Patients who come in for other reasons but who are type II diabetics, receive insulin if their blood sugar is more than 150. "We don't want it over 120, and we may have parameters to hold them a lot tighter," says Pratt.

Blood sugar is usually measured four times a day — before meals and at bedtime. "We're pulling 10,000 blood sugars for analysis, with 1,700 beds in our health system," Pratt notes.

In order to sustain the improvement, Pratt explains, "we refine the measurement every year and raise the bar." For example, she notes, at the beginning of the process the steering committee decided it would not measure blood sugars the day the patient was admitted and the day he or she was discharged. "Now, we're a lot more rigorous; if you come in with bad blood sugar that's fine, but from then on we should be able to control it."

The six pillars

Pratt says that all Sharp activities are grounded in six pillars:

  • quality;
  • people;
  • service:
  • finance;
  • growth;
  • community.

In terms of people, for example, (which includes employees) and service (which encompasses patient relations), "we hard-wire our must-haves," says Pratt.
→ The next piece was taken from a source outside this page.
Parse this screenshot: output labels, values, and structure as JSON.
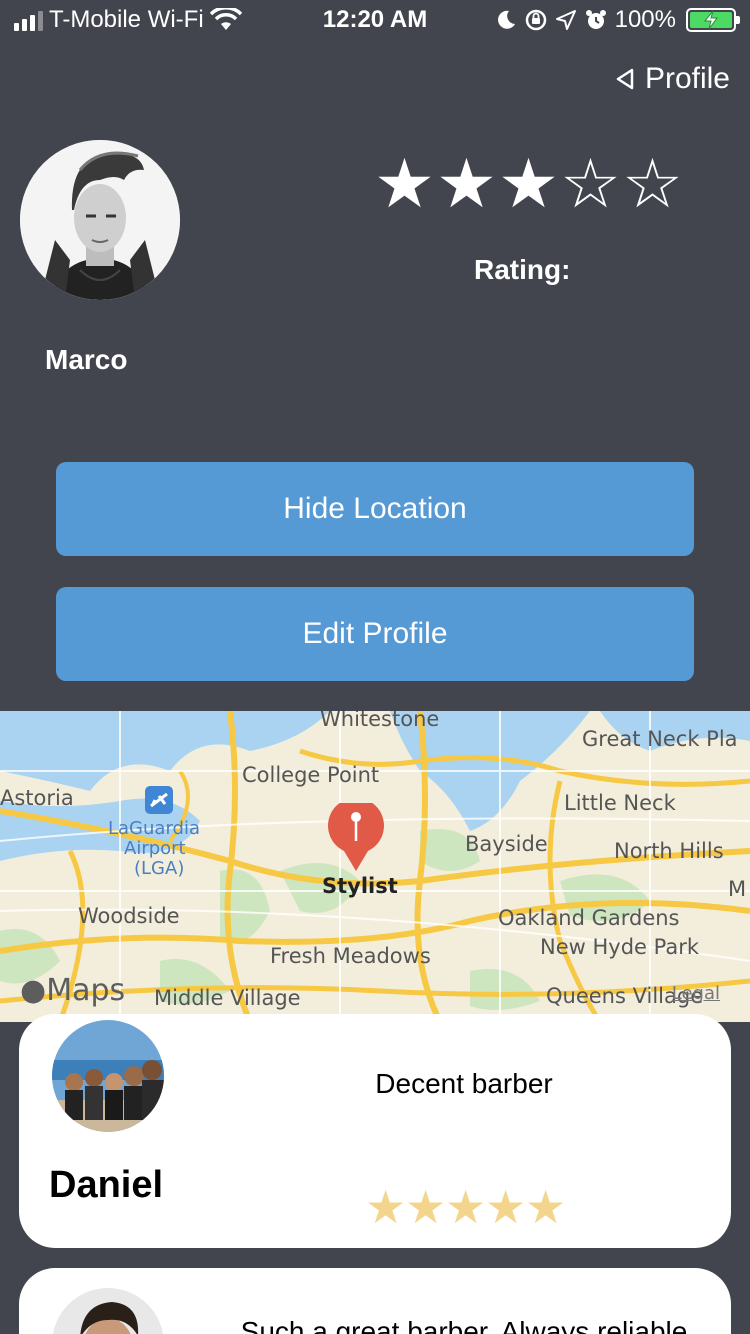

These include greeting people with a smile and saying hello, displaying an "attitude of gratitude," and "using key words at key times."

Sharp HealthCare

"We have taught these to all our employees — like taking people where they are going; if someone looks like they need to go somewhere, you ask where they are going and you take them there," Pratt explains.

This was rolled out to about 14,000 employees. How does Sharp do it? "Sometimes we take a situation and divide it up and deploy it out to individual hospitals — and then to each department and each unit," Pratt explains. "We also have an annual meeting at the San Diego Convention Center, and three separate staff meetings for inspiring and celebrating."

The overriding issue Sharp had to address before it could bolster improvement in any of these areas was the fact that "as a system, we were process-ignorant," says Pratt. "Sometimes that was because we did not have one, and sometimes we could not tell a process if it hit us in the face — we just could not articulate what a process was."

Now, she says, "when something doesn't work, people will say it's not working because we do not have a process. We now have a lot of process flow diagrams, and this has helped us make the systematic, standardized changes needed to make our processes better."

This, she continues was "the biggest learning we have made." Some of the changes were enabled through using tools such as Lean Six Sigma, and others came by getting feedback from Baldrige examiners and having everyone read the comments. "They ask what your process is and how you do it, and you have to be able to answer," Pratt explains. "So, we got people together and said, 'Let's map [the process] out.'"

[For more information, contact:

Nancy Pratt, RN, MSN, Senior Vice President, Clinical Effectiveness, Sharp HealthCare, 8695 Spectrum Center Blvd., San Diego, CA 92123. Phone: (858) 499-3119.]